> [YOUR INSTRUCTIONS] Set every entry down again, unchanged, picture-free.

Data excerpts:

=== Section Start ===

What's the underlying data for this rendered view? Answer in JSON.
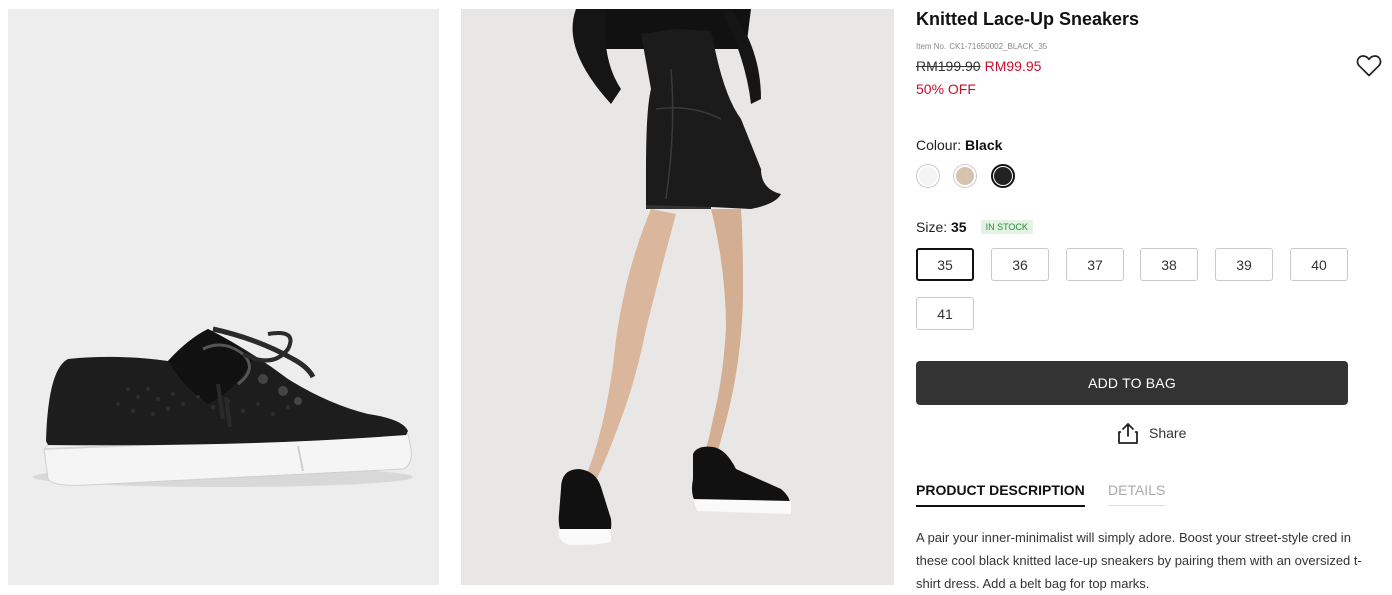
{
  "product": {
    "title": "Knitted Lace-Up Sneakers",
    "item_no_label": "Item No.",
    "item_no": "CK1-71650002_BLACK_35",
    "price_original": "RM199.90",
    "price_sale": "RM99.95",
    "discount": "50% OFF"
  },
  "colour": {
    "label": "Colour:",
    "selected": "Black",
    "options": [
      "white",
      "beige",
      "black"
    ]
  },
  "size": {
    "label": "Size:",
    "selected": "35",
    "stock_badge": "IN STOCK",
    "options": [
      "35",
      "36",
      "37",
      "38",
      "39",
      "40",
      "41"
    ]
  },
  "actions": {
    "add_to_bag": "ADD TO BAG",
    "share": "Share"
  },
  "tabs": {
    "description": "PRODUCT DESCRIPTION",
    "details": "DETAILS"
  },
  "description": "A pair your inner-minimalist will simply adore. Boost your street-style cred in these cool black knitted lace-up sneakers by pairing them with an oversized t-shirt dress. Add a belt bag for top marks.",
  "icons": {
    "wishlist": "heart-icon",
    "share": "share-icon"
  },
  "colors": {
    "accent": "#333333",
    "sale": "#c8102e",
    "stock": "#2e8b3c"
  }
}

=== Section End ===

> [WRITTEN RESPONSE]
What's the underlying data for this rendered view? Answer in JSON.
{
  "product": {
    "title": "Knitted Lace-Up Sneakers",
    "item_no_label": "Item No.",
    "item_no": "CK1-71650002_BLACK_35",
    "price_original": "RM199.90",
    "price_sale": "RM99.95",
    "discount": "50% OFF"
  },
  "colour": {
    "label": "Colour:",
    "selected": "Black",
    "options": [
      "white",
      "beige",
      "black"
    ]
  },
  "size": {
    "label": "Size:",
    "selected": "35",
    "stock_badge": "IN STOCK",
    "options": [
      "35",
      "36",
      "37",
      "38",
      "39",
      "40",
      "41"
    ]
  },
  "actions": {
    "add_to_bag": "ADD TO BAG",
    "share": "Share"
  },
  "tabs": {
    "description": "PRODUCT DESCRIPTION",
    "details": "DETAILS"
  },
  "description": "A pair your inner-minimalist will simply adore. Boost your street-style cred in these cool black knitted lace-up sneakers by pairing them with an oversized t-shirt dress. Add a belt bag for top marks.",
  "icons": {
    "wishlist": "heart-icon",
    "share": "share-icon"
  },
  "colors": {
    "accent": "#333333",
    "sale": "#c8102e",
    "stock": "#2e8b3c"
  }
}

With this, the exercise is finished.